Two senior Opposition leaders, who were part of Rahul’s press conference, requesting anonymity, admitted that they too did not have any details of the “evidence”. The Congress vice-president had not shared the details with them either.
However, Congress leaders were indeed to be seen going into a huddle to strategise on the way forward. In the evening on December 14, Rahul called a meeting of party leaders, including all general secretaries and a group of MPs comprising legal eagles Kapil Sibal and Abhishek Manu Singhvi, at the Congress ‘war room’ on Rakab Ganj Road, a colonial-style bungalow not far from Parliament.
He is understood to have discussed how the explosive allegations could be brought before the public. Even as some MPs like Shashi Tharoor tried to ask him about the nature of allegations, he did not share the details. Sources said the party was considering another news conference on December 16 to be held at Press Club of India—the same venue where, in 2013 when UPA was still in power, he had famously torn a proposed ordinance seeking to save convicted lawmakers from immediate disqualification.
Congress sources said the leaders at the meeting also discussed the plan ahead—especially on how to tap the people’s anger by “highlighting” the alleged deaths in ATM queues and the “sufferings” of the people due to the note ban. The road ahead for the Congress includes organising rallies, holding demonstrations and marches, giving speeches and creating a ripple around the impact of demonetisation, especially in rural India.

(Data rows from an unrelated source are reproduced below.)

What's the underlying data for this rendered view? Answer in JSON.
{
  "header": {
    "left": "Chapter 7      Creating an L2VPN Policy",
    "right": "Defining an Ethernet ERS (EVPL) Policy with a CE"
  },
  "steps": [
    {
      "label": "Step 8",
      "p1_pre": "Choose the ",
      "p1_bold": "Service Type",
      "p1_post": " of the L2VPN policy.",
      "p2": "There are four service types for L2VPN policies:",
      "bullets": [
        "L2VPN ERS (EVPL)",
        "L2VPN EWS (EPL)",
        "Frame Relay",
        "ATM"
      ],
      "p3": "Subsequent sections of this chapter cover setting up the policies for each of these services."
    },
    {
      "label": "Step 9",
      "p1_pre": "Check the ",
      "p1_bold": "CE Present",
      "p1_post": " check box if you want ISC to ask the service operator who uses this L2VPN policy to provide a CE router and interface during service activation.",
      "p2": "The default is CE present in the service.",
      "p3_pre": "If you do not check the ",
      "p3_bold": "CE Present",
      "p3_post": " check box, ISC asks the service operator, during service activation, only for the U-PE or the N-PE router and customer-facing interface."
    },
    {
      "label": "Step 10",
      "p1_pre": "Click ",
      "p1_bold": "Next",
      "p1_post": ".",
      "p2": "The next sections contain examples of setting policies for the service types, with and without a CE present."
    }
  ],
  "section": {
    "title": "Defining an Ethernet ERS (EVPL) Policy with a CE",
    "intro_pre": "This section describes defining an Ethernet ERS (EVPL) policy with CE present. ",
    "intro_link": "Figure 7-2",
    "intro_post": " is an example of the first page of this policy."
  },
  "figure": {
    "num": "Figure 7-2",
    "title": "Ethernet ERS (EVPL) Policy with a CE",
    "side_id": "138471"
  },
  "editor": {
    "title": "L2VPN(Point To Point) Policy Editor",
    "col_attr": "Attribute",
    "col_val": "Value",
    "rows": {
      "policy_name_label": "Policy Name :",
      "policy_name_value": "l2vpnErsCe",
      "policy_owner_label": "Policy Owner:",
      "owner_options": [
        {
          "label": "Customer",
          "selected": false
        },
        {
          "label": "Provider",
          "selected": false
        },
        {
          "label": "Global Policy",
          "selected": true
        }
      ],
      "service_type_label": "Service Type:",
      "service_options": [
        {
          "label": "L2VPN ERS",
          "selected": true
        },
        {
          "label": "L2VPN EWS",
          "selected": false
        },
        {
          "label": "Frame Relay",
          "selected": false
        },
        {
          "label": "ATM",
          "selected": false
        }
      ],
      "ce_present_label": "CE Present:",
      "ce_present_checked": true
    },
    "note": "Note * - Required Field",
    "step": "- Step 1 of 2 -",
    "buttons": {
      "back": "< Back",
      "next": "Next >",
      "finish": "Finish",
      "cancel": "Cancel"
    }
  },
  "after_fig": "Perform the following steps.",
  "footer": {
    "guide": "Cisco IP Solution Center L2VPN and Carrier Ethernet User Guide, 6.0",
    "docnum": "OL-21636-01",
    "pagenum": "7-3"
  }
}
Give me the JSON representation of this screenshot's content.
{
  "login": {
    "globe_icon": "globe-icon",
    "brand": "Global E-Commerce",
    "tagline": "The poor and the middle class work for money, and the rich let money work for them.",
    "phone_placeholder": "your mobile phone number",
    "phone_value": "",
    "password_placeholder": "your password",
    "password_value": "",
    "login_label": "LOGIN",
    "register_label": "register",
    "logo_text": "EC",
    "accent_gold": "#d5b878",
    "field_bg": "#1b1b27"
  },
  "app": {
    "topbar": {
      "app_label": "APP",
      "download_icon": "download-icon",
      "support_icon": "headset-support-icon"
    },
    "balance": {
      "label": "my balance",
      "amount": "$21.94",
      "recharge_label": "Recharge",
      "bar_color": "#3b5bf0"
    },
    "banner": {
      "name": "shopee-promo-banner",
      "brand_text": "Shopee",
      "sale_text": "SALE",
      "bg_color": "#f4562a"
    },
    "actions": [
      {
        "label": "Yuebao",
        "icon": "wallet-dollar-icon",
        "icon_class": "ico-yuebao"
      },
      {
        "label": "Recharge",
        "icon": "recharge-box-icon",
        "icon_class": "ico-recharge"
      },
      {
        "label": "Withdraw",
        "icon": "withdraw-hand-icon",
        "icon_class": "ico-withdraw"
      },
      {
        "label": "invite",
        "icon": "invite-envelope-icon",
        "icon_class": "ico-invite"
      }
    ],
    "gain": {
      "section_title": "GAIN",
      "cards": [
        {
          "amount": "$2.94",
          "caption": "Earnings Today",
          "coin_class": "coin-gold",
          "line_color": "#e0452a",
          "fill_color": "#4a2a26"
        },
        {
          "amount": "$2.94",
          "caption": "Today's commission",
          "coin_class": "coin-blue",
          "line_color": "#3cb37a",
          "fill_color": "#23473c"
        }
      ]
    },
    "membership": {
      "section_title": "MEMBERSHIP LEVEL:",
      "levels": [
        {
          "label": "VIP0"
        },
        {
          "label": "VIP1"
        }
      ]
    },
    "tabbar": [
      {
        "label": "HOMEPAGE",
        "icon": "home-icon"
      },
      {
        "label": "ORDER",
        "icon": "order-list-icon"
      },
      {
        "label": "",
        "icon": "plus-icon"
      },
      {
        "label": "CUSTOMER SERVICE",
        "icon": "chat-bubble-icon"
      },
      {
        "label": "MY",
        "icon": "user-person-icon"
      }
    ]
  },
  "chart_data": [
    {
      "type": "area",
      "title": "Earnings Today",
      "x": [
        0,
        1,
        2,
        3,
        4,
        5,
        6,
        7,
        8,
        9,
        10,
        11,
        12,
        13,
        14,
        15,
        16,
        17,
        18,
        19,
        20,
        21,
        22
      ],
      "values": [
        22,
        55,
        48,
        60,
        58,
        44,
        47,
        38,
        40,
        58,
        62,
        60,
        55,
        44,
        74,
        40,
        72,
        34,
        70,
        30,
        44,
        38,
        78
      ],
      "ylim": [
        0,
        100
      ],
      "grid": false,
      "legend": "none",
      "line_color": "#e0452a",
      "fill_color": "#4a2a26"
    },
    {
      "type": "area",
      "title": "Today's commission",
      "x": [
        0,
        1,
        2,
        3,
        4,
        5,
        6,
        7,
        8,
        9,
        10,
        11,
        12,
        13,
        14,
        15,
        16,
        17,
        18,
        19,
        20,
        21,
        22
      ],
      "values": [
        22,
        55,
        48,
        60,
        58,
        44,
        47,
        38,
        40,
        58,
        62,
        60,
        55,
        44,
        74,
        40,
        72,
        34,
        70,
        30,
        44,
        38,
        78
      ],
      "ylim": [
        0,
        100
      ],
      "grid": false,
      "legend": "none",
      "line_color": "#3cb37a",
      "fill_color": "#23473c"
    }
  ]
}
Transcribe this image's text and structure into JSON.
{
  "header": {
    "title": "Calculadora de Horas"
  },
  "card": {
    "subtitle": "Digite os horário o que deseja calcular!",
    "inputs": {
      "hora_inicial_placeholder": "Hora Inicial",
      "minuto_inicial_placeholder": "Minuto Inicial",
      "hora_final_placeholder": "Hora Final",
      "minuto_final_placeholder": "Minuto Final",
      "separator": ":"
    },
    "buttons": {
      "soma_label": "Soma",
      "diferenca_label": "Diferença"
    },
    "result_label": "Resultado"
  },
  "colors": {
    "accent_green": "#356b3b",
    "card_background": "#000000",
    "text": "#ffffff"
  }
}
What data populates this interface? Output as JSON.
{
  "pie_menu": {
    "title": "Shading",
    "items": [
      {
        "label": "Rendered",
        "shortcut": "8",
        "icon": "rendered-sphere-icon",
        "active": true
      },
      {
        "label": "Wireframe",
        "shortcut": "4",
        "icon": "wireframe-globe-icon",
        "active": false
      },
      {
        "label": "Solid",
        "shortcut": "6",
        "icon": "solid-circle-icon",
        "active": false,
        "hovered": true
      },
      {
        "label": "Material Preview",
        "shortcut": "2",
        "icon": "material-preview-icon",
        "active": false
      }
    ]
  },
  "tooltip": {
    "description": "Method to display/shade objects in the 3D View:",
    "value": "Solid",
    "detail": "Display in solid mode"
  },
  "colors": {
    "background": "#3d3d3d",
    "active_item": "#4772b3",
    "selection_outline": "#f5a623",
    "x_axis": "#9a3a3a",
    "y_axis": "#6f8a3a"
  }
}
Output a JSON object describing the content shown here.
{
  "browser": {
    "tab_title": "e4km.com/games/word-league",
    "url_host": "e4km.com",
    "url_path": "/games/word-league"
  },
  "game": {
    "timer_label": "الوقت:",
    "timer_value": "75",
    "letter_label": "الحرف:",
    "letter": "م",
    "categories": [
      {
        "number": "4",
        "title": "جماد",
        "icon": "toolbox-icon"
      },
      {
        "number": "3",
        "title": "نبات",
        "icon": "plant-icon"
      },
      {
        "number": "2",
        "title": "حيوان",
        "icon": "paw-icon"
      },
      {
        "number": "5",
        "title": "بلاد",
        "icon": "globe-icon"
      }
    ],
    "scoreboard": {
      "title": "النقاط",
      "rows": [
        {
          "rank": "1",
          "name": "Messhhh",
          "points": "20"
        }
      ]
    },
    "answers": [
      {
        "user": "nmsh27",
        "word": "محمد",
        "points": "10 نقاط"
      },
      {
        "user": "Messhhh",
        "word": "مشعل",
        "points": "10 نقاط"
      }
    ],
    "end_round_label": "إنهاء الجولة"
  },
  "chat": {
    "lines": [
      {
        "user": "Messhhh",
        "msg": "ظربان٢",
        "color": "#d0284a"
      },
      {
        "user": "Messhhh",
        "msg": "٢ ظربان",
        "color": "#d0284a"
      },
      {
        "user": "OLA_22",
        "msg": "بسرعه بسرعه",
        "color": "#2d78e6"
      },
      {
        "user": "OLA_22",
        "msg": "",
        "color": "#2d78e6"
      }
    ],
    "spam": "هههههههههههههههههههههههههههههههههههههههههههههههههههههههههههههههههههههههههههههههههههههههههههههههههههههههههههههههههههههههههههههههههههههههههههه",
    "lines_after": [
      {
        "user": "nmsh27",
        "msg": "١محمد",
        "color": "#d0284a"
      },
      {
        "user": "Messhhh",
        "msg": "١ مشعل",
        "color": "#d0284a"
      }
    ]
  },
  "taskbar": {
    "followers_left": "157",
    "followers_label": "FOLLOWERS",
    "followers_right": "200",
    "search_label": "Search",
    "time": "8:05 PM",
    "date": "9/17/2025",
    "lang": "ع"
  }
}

The Congress, after being decimated in the 2014 general election, has stuck to its pet issues around the rural economy to oppose the Modi government’s policies. The party now plans to pitch for a farm-loan waiver. The same day he made charges against Modi, Rahul unveiled at the party’s headquarters nearly 200 sacks that contained petitions from 20 million farmers for a loan amnesty.
Rahul’s political itinerary this month is packed. He is headed to Goa on December 16, a party leader says. Next, he will address two rallies in Uttar Pradesh, a state that goes to polls next year. He is also scheduled to address a rally at Mehsana in the PM’s home-state of Gujarat on December 21—another signal that he is itching to take on Modi. Maybe not for an electoral battle for now, but just a dare.
By Bhavna Vij-Aurora and Zia Haq